April 10, 2020

     Just so readers won't despair at yesterday's gloomy post, I want to describe how even at this point in his illness, Fred can have a good day, and today was one of those.  Although he slept most of the day, Vidal (our caregiver) and I got him up for an early dinner, and he ate well, even having a scoop of ice cream for dessert.  This was a surprise, given his recent lack of appetite.  Since he ate early and since today was a cold day, I started a fire in the fireplace, brought the laptop into the living room, and together Fred and I watched some old B-westerns starring Bob Steele, a cowboy star of the 1930s. Thanks to Jeff Irving for the tip about these films, available on Amazon Prime.  They are perfect for Fred, because they are only an hour long and the plots are very straightforward.  We watched "Sundown Saunders" and "The Colorado Kid," and I learned a lot of cowboy slang, such as being "dry-gulched" (killed) and "hit the leather" (leave in a hurry, presumably on horseback).  We had a bit of a glitch before bedtime, when Fred fell off his stool while brushing his teeth and I couldn't get him up.  Fortunately Ned is just a phone call away, and he was able to get him off the floor (uninjured). It is wonderful that Ned lives only 1 mile away!  So now Fred is in bed watching Rachel Maddow's show (he is her most loyal fan), I've just drained his lungs, the sheets are changed, and he has had his bath, so all is well. 

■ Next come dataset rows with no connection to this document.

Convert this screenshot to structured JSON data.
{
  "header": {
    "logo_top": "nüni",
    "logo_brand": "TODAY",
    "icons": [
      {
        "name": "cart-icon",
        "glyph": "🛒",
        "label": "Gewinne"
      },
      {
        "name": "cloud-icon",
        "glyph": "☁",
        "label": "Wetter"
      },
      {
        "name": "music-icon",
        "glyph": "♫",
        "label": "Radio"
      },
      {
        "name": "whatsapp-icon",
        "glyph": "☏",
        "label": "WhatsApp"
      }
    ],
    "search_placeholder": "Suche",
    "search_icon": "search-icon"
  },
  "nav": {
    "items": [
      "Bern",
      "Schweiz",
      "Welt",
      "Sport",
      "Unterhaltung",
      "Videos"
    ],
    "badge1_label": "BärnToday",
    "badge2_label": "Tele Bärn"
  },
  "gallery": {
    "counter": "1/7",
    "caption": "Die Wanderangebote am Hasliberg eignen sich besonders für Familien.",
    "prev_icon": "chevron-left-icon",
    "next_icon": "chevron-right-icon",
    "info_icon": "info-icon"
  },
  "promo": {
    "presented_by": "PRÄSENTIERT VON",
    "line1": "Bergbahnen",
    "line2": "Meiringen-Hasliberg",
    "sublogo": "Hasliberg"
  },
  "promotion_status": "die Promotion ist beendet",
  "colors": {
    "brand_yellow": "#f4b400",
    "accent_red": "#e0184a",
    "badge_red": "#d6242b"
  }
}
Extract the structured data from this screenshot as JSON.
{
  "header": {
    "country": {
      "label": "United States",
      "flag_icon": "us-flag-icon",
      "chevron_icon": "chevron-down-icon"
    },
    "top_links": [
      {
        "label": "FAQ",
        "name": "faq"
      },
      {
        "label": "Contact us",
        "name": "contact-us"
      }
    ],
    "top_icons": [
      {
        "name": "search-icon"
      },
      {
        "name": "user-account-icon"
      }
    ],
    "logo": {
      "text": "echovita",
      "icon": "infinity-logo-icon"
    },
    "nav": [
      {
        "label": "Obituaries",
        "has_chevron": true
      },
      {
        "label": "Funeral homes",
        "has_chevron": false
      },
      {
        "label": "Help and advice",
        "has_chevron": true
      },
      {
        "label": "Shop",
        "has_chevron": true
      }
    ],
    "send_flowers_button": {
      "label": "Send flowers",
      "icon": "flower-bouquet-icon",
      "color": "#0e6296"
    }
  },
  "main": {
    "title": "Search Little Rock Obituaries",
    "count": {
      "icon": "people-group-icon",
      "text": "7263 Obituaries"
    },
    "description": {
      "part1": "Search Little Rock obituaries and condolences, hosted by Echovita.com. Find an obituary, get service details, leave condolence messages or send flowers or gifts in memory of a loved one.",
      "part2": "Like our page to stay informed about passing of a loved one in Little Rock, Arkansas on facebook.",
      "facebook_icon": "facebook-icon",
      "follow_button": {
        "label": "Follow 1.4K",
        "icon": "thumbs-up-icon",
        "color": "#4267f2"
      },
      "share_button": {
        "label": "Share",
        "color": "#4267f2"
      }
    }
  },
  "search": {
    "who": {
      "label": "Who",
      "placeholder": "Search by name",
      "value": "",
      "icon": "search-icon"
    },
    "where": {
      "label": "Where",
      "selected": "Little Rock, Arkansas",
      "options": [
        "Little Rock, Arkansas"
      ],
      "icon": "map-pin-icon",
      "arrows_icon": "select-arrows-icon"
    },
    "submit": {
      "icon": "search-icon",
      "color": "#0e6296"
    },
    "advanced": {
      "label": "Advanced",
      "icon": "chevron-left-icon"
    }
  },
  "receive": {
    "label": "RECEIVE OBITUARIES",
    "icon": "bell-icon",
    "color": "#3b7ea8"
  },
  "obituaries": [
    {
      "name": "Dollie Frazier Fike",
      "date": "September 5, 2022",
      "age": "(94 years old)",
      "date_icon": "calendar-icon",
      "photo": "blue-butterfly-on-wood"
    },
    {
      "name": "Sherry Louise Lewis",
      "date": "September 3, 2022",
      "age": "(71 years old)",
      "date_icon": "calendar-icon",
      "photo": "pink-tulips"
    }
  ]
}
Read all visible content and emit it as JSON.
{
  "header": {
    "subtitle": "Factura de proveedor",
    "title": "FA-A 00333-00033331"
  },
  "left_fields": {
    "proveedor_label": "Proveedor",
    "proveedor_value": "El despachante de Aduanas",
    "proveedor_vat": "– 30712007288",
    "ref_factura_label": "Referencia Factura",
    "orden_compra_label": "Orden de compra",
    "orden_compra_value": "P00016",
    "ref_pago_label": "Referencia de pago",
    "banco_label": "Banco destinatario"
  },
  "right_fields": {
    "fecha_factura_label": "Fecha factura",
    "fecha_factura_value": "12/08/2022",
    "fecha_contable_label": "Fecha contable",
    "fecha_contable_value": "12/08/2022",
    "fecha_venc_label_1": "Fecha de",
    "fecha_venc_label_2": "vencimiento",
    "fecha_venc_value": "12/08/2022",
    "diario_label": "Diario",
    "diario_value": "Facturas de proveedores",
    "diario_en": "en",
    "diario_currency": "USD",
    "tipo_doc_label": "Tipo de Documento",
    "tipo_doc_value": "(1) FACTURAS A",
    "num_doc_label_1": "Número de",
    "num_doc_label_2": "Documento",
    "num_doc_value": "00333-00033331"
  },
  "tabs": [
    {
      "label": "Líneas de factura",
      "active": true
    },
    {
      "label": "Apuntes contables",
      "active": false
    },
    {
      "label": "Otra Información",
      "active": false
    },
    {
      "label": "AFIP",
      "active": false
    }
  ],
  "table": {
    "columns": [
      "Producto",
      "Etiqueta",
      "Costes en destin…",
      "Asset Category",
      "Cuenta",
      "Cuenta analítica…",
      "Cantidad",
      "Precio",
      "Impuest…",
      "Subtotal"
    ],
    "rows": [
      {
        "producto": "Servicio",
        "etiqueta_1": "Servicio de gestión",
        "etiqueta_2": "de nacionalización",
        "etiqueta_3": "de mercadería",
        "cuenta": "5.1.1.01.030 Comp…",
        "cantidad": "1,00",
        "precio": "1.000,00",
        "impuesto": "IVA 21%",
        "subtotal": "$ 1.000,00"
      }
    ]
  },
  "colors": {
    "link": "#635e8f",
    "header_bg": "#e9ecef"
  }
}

     Having Vidal here during the day has taken pressure off me.  It is great that he can get Fred to his breakfast chair, move him to the bathroom, bathe him when necessary, and feed him when called for.  It lessens my load, and now when something like Fred's fall happens, I am able to deal with it calmly because I am less exhausted.  So today was not only a good day for Fred but also for me.  I got to do some weeding in the garden and also take a long walk with my friend Anne, both of us wearing masks and standing 6 feet apart.
     Yesterday I was able to participate in my "virtual" church choir.  We all recorded a composition by our choir director, who sent us the music and instructions on how to record our parts, which he put together digitally, and it will be "premiered" at Easter Sunday's online service.  It is a beautiful piece of music, and it is great to once again have the time to devote to this.  Vidal will not be here over the weekend, but Ned will be dropping in, so I am feeling less worn out and/or desperate these days.  Thanks for all your supportive comments.  Despite what all of you say, I am no paragon of virtue.  I am just doing what any of you would do in the same situation.